*** Information Section Begins ***

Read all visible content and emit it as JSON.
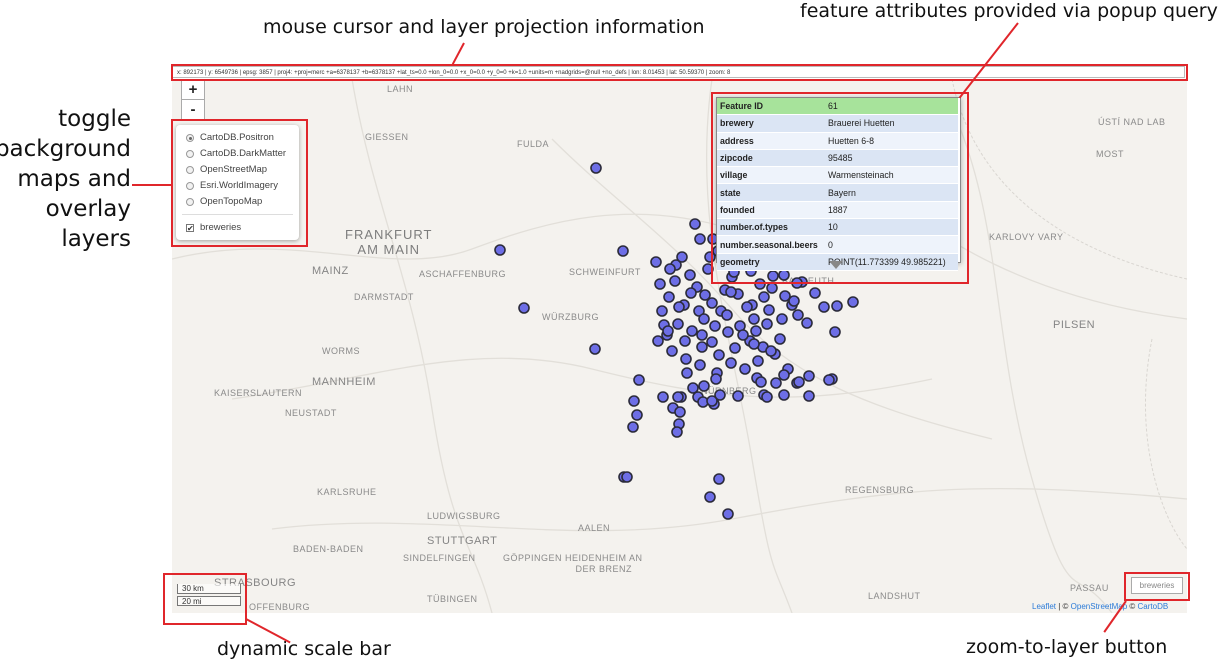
{
  "annotations": {
    "top_left": "mouse cursor and layer projection information",
    "top_right": "feature attributes provided via popup query",
    "left_lines": [
      "toggle",
      "background",
      "maps and",
      "overlay",
      "layers"
    ],
    "bottom_left": "dynamic scale bar",
    "bottom_right": "zoom-to-layer button"
  },
  "coord_bar": "x: 892173 | y: 6549736 | epsg: 3857 | proj4: +proj=merc +a=6378137 +b=6378137 +lat_ts=0.0 +lon_0=0.0 +x_0=0.0 +y_0=0 +k=1.0 +units=m +nadgrids=@null +no_defs | lon: 8.01453 | lat: 50.59370 | zoom: 8",
  "zoom": {
    "in": "+",
    "out": "-"
  },
  "layers": {
    "base": [
      "CartoDB.Positron",
      "CartoDB.DarkMatter",
      "OpenStreetMap",
      "Esri.WorldImagery",
      "OpenTopoMap"
    ],
    "selected": "CartoDB.Positron",
    "overlay": "breweries"
  },
  "popup": {
    "header_key": "Feature ID",
    "header_val": "61",
    "rows": [
      [
        "brewery",
        "Brauerei Huetten"
      ],
      [
        "address",
        "Huetten 6-8"
      ],
      [
        "zipcode",
        "95485"
      ],
      [
        "village",
        "Warmensteinach"
      ],
      [
        "state",
        "Bayern"
      ],
      [
        "founded",
        "1887"
      ],
      [
        "number.of.types",
        "10"
      ],
      [
        "number.seasonal.beers",
        "0"
      ],
      [
        "geometry",
        "POINT(11.773399 49.985221)"
      ]
    ]
  },
  "scale": {
    "km": "30 km",
    "mi": "20 mi"
  },
  "zoom_layer_button": "breweries",
  "attribution": {
    "leaflet": "Leaflet",
    "sep": " | © ",
    "osm": "OpenStreetMap",
    "sep2": " © ",
    "carto": "CartoDB"
  },
  "cities": {
    "lahn": "LAHN",
    "giessen": "GIESSEN",
    "fulda": "FULDA",
    "frankfurt": "FRANKFURT\nAM MAIN",
    "mainz": "MAINZ",
    "aschaffenburg": "ASCHAFFENBURG",
    "schweinfurt": "SCHWEINFURT",
    "darmstadt": "DARMSTADT",
    "wurzburg": "WÜRZBURG",
    "worms": "WORMS",
    "mannheim": "MANNHEIM",
    "kaiserslautern": "KAISERSLAUTERN",
    "neustadt": "NEUSTADT",
    "nurnberg": "NÜRNBERG",
    "karlsruhe": "KARLSRUHE",
    "ludwigsburg": "LUDWIGSBURG",
    "aalen": "AALEN",
    "stuttgart": "STUTTGART",
    "sindelfingen": "SINDELFINGEN",
    "goppingen": "GÖPPINGEN",
    "heidenheim": "HEIDENHEIM AN\nDER BRENZ",
    "baden": "BADEN-BADEN",
    "strasbourg": "STRASBOURG",
    "offenburg": "OFFENBURG",
    "tubingen": "TÜBINGEN",
    "regensburg": "REGENSBURG",
    "landshut": "LANDSHUT",
    "passau": "PASSAU",
    "pilsen": "PILSEN",
    "karlovy": "KARLOVY VARY",
    "most": "MOST",
    "usti": "ÚSTÍ NAD LAB",
    "bayreuth": "BAYREUTH"
  }
}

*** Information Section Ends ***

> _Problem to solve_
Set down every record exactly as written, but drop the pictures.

> _Output of the exercise_
Read all visible content and emit it as JSON.
{
  "annotations": {
    "top_left": "mouse cursor and layer projection information",
    "top_right": "feature attributes provided via popup query",
    "left_lines": [
      "toggle",
      "background",
      "maps and",
      "overlay",
      "layers"
    ],
    "bottom_left": "dynamic scale bar",
    "bottom_right": "zoom-to-layer button"
  },
  "coord_bar": "x: 892173 | y: 6549736 | epsg: 3857 | proj4: +proj=merc +a=6378137 +b=6378137 +lat_ts=0.0 +lon_0=0.0 +x_0=0.0 +y_0=0 +k=1.0 +units=m +nadgrids=@null +no_defs | lon: 8.01453 | lat: 50.59370 | zoom: 8",
  "zoom": {
    "in": "+",
    "out": "-"
  },
  "layers": {
    "base": [
      "CartoDB.Positron",
      "CartoDB.DarkMatter",
      "OpenStreetMap",
      "Esri.WorldImagery",
      "OpenTopoMap"
    ],
    "selected": "CartoDB.Positron",
    "overlay": "breweries"
  },
  "popup": {
    "header_key": "Feature ID",
    "header_val": "61",
    "rows": [
      [
        "brewery",
        "Brauerei Huetten"
      ],
      [
        "address",
        "Huetten 6-8"
      ],
      [
        "zipcode",
        "95485"
      ],
      [
        "village",
        "Warmensteinach"
      ],
      [
        "state",
        "Bayern"
      ],
      [
        "founded",
        "1887"
      ],
      [
        "number.of.types",
        "10"
      ],
      [
        "number.seasonal.beers",
        "0"
      ],
      [
        "geometry",
        "POINT(11.773399 49.985221)"
      ]
    ]
  },
  "scale": {
    "km": "30 km",
    "mi": "20 mi"
  },
  "zoom_layer_button": "breweries",
  "attribution": {
    "leaflet": "Leaflet",
    "sep": " | © ",
    "osm": "OpenStreetMap",
    "sep2": " © ",
    "carto": "CartoDB"
  },
  "cities": {
    "lahn": "LAHN",
    "giessen": "GIESSEN",
    "fulda": "FULDA",
    "frankfurt": "FRANKFURT\nAM MAIN",
    "mainz": "MAINZ",
    "aschaffenburg": "ASCHAFFENBURG",
    "schweinfurt": "SCHWEINFURT",
    "darmstadt": "DARMSTADT",
    "wurzburg": "WÜRZBURG",
    "worms": "WORMS",
    "mannheim": "MANNHEIM",
    "kaiserslautern": "KAISERSLAUTERN",
    "neustadt": "NEUSTADT",
    "nurnberg": "NÜRNBERG",
    "karlsruhe": "KARLSRUHE",
    "ludwigsburg": "LUDWIGSBURG",
    "aalen": "AALEN",
    "stuttgart": "STUTTGART",
    "sindelfingen": "SINDELFINGEN",
    "goppingen": "GÖPPINGEN",
    "heidenheim": "HEIDENHEIM AN\nDER BRENZ",
    "baden": "BADEN-BADEN",
    "strasbourg": "STRASBOURG",
    "offenburg": "OFFENBURG",
    "tubingen": "TÜBINGEN",
    "regensburg": "REGENSBURG",
    "landshut": "LANDSHUT",
    "passau": "PASSAU",
    "pilsen": "PILSEN",
    "karlovy": "KARLOVY VARY",
    "most": "MOST",
    "usti": "ÚSTÍ NAD LAB",
    "bayreuth": "BAYREUTH"
  }
}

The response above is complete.